Your task is to copy every record exactly.

****************

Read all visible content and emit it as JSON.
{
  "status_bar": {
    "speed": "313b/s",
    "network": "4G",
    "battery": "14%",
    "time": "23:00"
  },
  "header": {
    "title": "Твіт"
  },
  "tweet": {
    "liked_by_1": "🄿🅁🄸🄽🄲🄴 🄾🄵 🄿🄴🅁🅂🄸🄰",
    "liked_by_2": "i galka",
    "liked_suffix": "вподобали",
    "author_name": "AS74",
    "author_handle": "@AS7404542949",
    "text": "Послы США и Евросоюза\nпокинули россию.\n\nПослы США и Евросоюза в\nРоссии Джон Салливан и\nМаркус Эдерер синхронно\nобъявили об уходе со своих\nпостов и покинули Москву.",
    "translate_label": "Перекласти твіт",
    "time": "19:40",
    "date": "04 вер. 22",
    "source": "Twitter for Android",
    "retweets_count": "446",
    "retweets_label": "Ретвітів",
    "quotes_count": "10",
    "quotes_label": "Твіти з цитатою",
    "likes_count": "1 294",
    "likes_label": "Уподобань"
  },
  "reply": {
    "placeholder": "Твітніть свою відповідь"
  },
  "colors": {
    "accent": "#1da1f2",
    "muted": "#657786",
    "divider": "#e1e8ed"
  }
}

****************

#### REPLY TO THE TASK:
Read all visible content and emit it as JSON.
{
  "status_bar": {
    "speed": "313b/s",
    "network": "4G",
    "battery": "14%",
    "time": "23:00"
  },
  "header": {
    "title": "Твіт"
  },
  "tweet": {
    "liked_by_1": "🄿🅁🄸🄽🄲🄴 🄾🄵 🄿🄴🅁🅂🄸🄰",
    "liked_by_2": "i galka",
    "liked_suffix": "вподобали",
    "author_name": "AS74",
    "author_handle": "@AS7404542949",
    "text": "Послы США и Евросоюза\nпокинули россию.\n\nПослы США и Евросоюза в\nРоссии Джон Салливан и\nМаркус Эдерер синхронно\nобъявили об уходе со своих\nпостов и покинули Москву.",
    "translate_label": "Перекласти твіт",
    "time": "19:40",
    "date": "04 вер. 22",
    "source": "Twitter for Android",
    "retweets_count": "446",
    "retweets_label": "Ретвітів",
    "quotes_count": "10",
    "quotes_label": "Твіти з цитатою",
    "likes_count": "1 294",
    "likes_label": "Уподобань"
  },
  "reply": {
    "placeholder": "Твітніть свою відповідь"
  },
  "colors": {
    "accent": "#1da1f2",
    "muted": "#657786",
    "divider": "#e1e8ed"
  }
}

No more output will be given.